Two helicopters carrying NATO-led forces to prepare for next month’s elections crashed Tuesday in the desert in western Afghanistan, killing at least 17 Spanish troops, officials said.
There were conflicting reports about what caused the crash, with Afghan, U.S. and NATO officials saying it was an accident but Spain saying it was possible the choppers were shot down. Five troops also were injured during an emergency landing by one of the choppers, Spanish Defense Minister Jose Bono said.
Afghan army commander Abdul Wahab Walizada, whose troops are providing security in the area near Herat, said the aircraft came too close to each other while flying and their rotor blades collided. Afghan President Hamid Karzai said the crash was caused by a sandstorm, although Walizada said the weather was fine at the time.
Bono dismissed Walizada’s suggestion and said hostile fire could not be ruled out after the pilot of one helicopter reported seeing a column of black smoke in a nearby valley.
Accident or attack?
“It could have been an accident or it could have been an attack from the exterior,” he said in Madrid.
Maj. Andrew Elmes, a spokesman for NATO’s International Security Assistance Force in Kabul, said it was too soon to know the cause, but it was believed to have been an accident and not a result of rebel activity.
He said earlier that mechanical failure may have been to blame. Herat province is largely free of violence by Taliban-led rebels.
“We do not think the helicopter crashed because of enemy activity. We think it was an accident,” Elmes said. “The second helicopter landed heavily. There are survivors from that helicopter.”
He said rescuers had reached the site.
In Washington, Pentagon spokesman Bryan Whitman said preliminary information showed no indication the aircraft was shot down or collided with another craft.
The victims were the first Spanish troops to be killed in Afghanistan, officials said. Spain has about 800 troops in Afghanistan assisting the NATO-led security force.
The helicopter that crashed belonged to the international security force.
U.S. copter previously shot down
The crash came less than two months after suspected insurgents shot down a U.S. military Chinook helicopter in eastern Kunar province — a hotbed for Taliban and al-Qaida insurgents — near the border with Pakistan. All 16 U.S. servicemen on board were killed.
Elmes said both choppers in Tuesday’s incident were on a training mission to support crucial Sept. 18 legislative elections — the next major step toward democracy for Afghanistan after more than two decades of war and civil strife.
Taliban-led rebels vowed to sabotage the polls and have stepped up attacks in recent months, mostly in the east and south and rarely in Herat.
Bono said the two Spanish helicopters were flying together before the accident. One pilot reported seeing a column of black smoke in a nearby valley, flew closer to the spot, concluded it might signal an attack from the ground and decided to make an emergency landing.

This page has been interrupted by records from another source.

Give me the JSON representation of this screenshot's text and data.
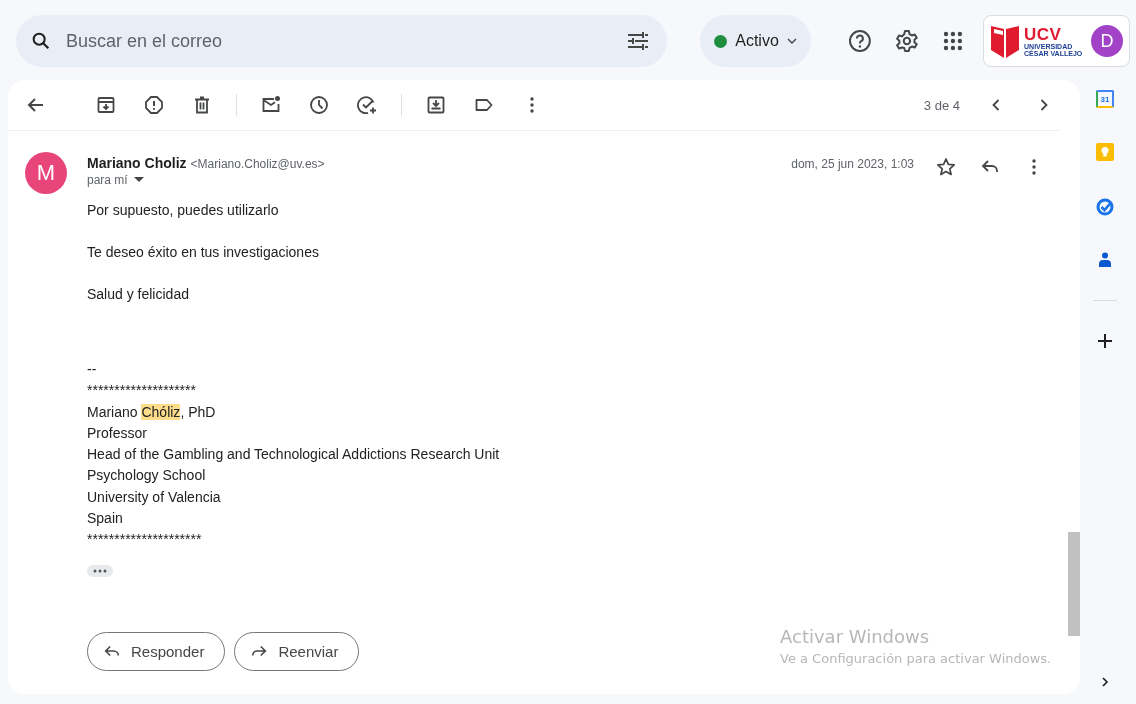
{
  "search": {
    "placeholder": "Buscar en el correo"
  },
  "status": {
    "label": "Activo"
  },
  "logo": {
    "acronym": "UCV",
    "line_1": "UNIVERSIDAD",
    "line_2": "CÉSAR VALLEJO"
  },
  "account": {
    "initial": "D"
  },
  "pager": {
    "position": "3 de 4"
  },
  "message": {
    "sender_initial": "M",
    "sender_name": "Mariano Choliz",
    "sender_email": "<Mariano.Choliz@uv.es>",
    "recipient": "para mí",
    "date": "dom, 25 jun 2023, 1:03",
    "starred": false,
    "paragraphs": [
      "Por supuesto, puedes utilizarlo",
      "Te deseo éxito en tus investigaciones",
      "Salud y felicidad"
    ],
    "signature": [
      {
        "text": "--"
      },
      {
        "text": "********************"
      },
      {
        "text": "Mariano ",
        "highlight": "Chóliz",
        "after": ", PhD"
      },
      {
        "text": "Professor"
      },
      {
        "text": "Head of the Gambling and Technological Addictions Research Unit"
      },
      {
        "text": "Psychology School"
      },
      {
        "text": "University of Valencia"
      },
      {
        "text": "Spain"
      },
      {
        "text": "*********************"
      }
    ]
  },
  "actions": [
    {
      "kind": "reply",
      "label": "Responder"
    },
    {
      "kind": "forward",
      "label": "Reenviar"
    }
  ],
  "side_panel": {
    "calendar_day": "31"
  },
  "os_notice": {
    "title": "Activar Windows",
    "text": "Ve a Configuración para activar Windows."
  }
}
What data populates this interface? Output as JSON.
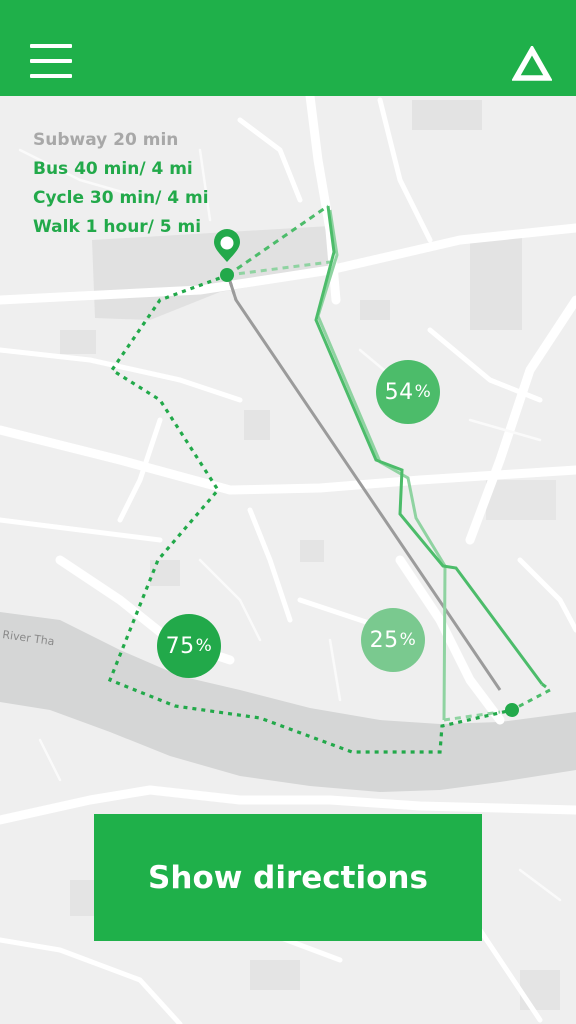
{
  "header": {
    "menu_icon": "hamburger-menu-icon",
    "nav_icon": "triangle-navigation-icon",
    "color": "#1fb04a"
  },
  "legend": [
    {
      "text": "Subway 20 min",
      "color": "#a8a8a8"
    },
    {
      "text": "Bus 40 min/ 4 mi",
      "color": "#22a94a"
    },
    {
      "text": "Cycle 30 min/ 4 mi",
      "color": "#22a94a"
    },
    {
      "text": "Walk 1 hour/ 5 mi",
      "color": "#22a94a"
    }
  ],
  "map": {
    "street_label": "River Tha",
    "origin_icon": "location-pin-icon",
    "badges": [
      {
        "value": "54",
        "unit": "%",
        "color": "#4cbc6a"
      },
      {
        "value": "25",
        "unit": "%",
        "color": "#7ac98f"
      },
      {
        "value": "75",
        "unit": "%",
        "color": "#22a94a"
      }
    ]
  },
  "cta": {
    "label": "Show directions"
  }
}
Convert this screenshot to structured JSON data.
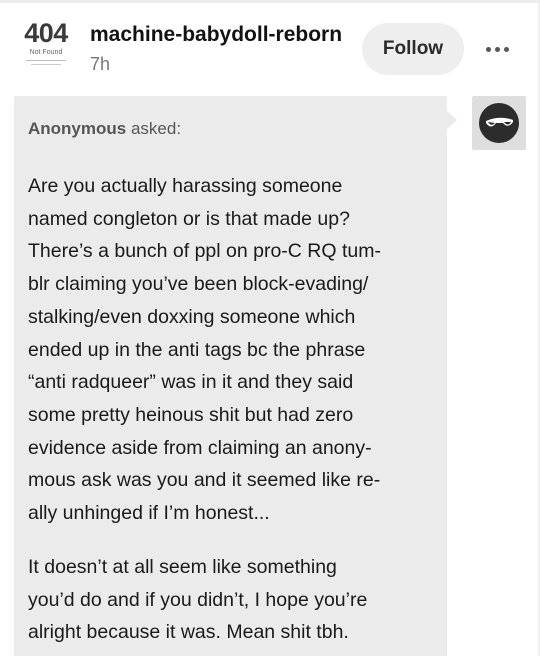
{
  "header": {
    "avatar_code": "404",
    "avatar_caption": "Not Found",
    "blog_name": "machine-babydoll-reborn",
    "time": "7h",
    "follow_label": "Follow"
  },
  "ask": {
    "asker_name": "Anonymous",
    "asker_suffix": "asked:",
    "paragraph1_lines": [
      "Are you actually harassing someone",
      "named congleton or is that made up?",
      "There’s a bunch of ppl on pro-C RQ tum-",
      "blr claiming you’ve been block-evading/",
      "stalking/even doxxing someone which",
      "ended up in the anti tags bc the phrase",
      "“anti radqueer” was in it and they said",
      "some pretty heinous shit but had zero",
      "evidence aside from claiming an anony-",
      "mous ask was you and it seemed like re-",
      "ally unhinged if I’m honest..."
    ],
    "paragraph2_lines": [
      "It doesn’t at all seem like something",
      "you’d do and if you didn’t, I hope you’re",
      "alright because it was. Mean shit tbh."
    ]
  },
  "colors": {
    "bubble": "#ebebeb",
    "follow_bg": "#eeeeee",
    "anon_avatar_bg": "#dedede"
  },
  "icons": {
    "more": "more-dots-icon",
    "anon": "anonymous-sunglasses-icon"
  }
}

The other helicopter crashed, he said. The level area was conducive to an easy emergency landing, which “leads the military high command not to rule out the hypothesis that it could be an attack rather than an accident.”
Walizada said one of the choppers burned.
Spanish Prime Minister Jose Luis Rodriguez Zapatero broke off his vacation in the Canary Islands to return to Madrid and meet with defense ministry officials, his office said.
Second deadly incident for Spaniards
The crash was the second major deadly incident involving Spanish troops deployed in Afghanistan. In May 2003, 62 Spanish peacekeepers returning home from Afghanistan died when their Russian-built YAK-42 plane crashed near Trabzon in northwest Turkey. Thirteen Ukrainian and Belarusian crew members of the aircraft also died.
In April, 15 U.S. service members and three American civilians were killed when their Chinook went down in a sandstorm while returning to the main U.S. base at Bagram.
NATO’s force in Afghanistan includes about 10,000 troops from 36 nations. It maintains security in the capital, Kabul, and the country’s north and west. It plans to increase its size by an unspecified amount and take over from the U.S.-led coalition in the violence-wracked south early next year, before gradually moving into the east.